[Saved data entries]

'''

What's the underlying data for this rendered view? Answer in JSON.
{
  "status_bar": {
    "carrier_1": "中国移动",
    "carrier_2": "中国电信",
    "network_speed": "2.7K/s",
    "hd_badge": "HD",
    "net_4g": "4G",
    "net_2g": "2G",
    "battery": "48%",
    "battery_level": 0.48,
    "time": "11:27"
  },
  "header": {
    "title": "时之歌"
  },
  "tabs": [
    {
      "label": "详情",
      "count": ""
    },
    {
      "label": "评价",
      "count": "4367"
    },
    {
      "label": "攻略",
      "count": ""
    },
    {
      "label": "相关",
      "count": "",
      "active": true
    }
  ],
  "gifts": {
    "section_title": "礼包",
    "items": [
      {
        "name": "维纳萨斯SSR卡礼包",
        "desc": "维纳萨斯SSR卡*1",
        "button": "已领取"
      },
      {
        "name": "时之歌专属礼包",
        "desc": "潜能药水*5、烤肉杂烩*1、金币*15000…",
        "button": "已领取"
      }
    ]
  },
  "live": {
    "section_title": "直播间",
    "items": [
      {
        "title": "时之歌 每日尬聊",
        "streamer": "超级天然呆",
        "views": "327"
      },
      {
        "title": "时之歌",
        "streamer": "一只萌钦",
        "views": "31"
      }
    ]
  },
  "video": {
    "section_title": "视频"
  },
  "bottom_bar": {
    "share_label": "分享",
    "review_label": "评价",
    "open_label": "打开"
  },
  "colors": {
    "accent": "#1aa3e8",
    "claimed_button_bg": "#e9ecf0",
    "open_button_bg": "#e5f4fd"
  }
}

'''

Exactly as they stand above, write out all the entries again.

== Problem solution ==
What's the underlying data for this rendered view? Answer in JSON.
{
  "status_bar": {
    "carrier_1": "中国移动",
    "carrier_2": "中国电信",
    "network_speed": "2.7K/s",
    "hd_badge": "HD",
    "net_4g": "4G",
    "net_2g": "2G",
    "battery": "48%",
    "battery_level": 0.48,
    "time": "11:27"
  },
  "header": {
    "title": "时之歌"
  },
  "tabs": [
    {
      "label": "详情",
      "count": ""
    },
    {
      "label": "评价",
      "count": "4367"
    },
    {
      "label": "攻略",
      "count": ""
    },
    {
      "label": "相关",
      "count": "",
      "active": true
    }
  ],
  "gifts": {
    "section_title": "礼包",
    "items": [
      {
        "name": "维纳萨斯SSR卡礼包",
        "desc": "维纳萨斯SSR卡*1",
        "button": "已领取"
      },
      {
        "name": "时之歌专属礼包",
        "desc": "潜能药水*5、烤肉杂烩*1、金币*15000…",
        "button": "已领取"
      }
    ]
  },
  "live": {
    "section_title": "直播间",
    "items": [
      {
        "title": "时之歌 每日尬聊",
        "streamer": "超级天然呆",
        "views": "327"
      },
      {
        "title": "时之歌",
        "streamer": "一只萌钦",
        "views": "31"
      }
    ]
  },
  "video": {
    "section_title": "视频"
  },
  "bottom_bar": {
    "share_label": "分享",
    "review_label": "评价",
    "open_label": "打开"
  },
  "colors": {
    "accent": "#1aa3e8",
    "claimed_button_bg": "#e9ecf0",
    "open_button_bg": "#e5f4fd"
  }
}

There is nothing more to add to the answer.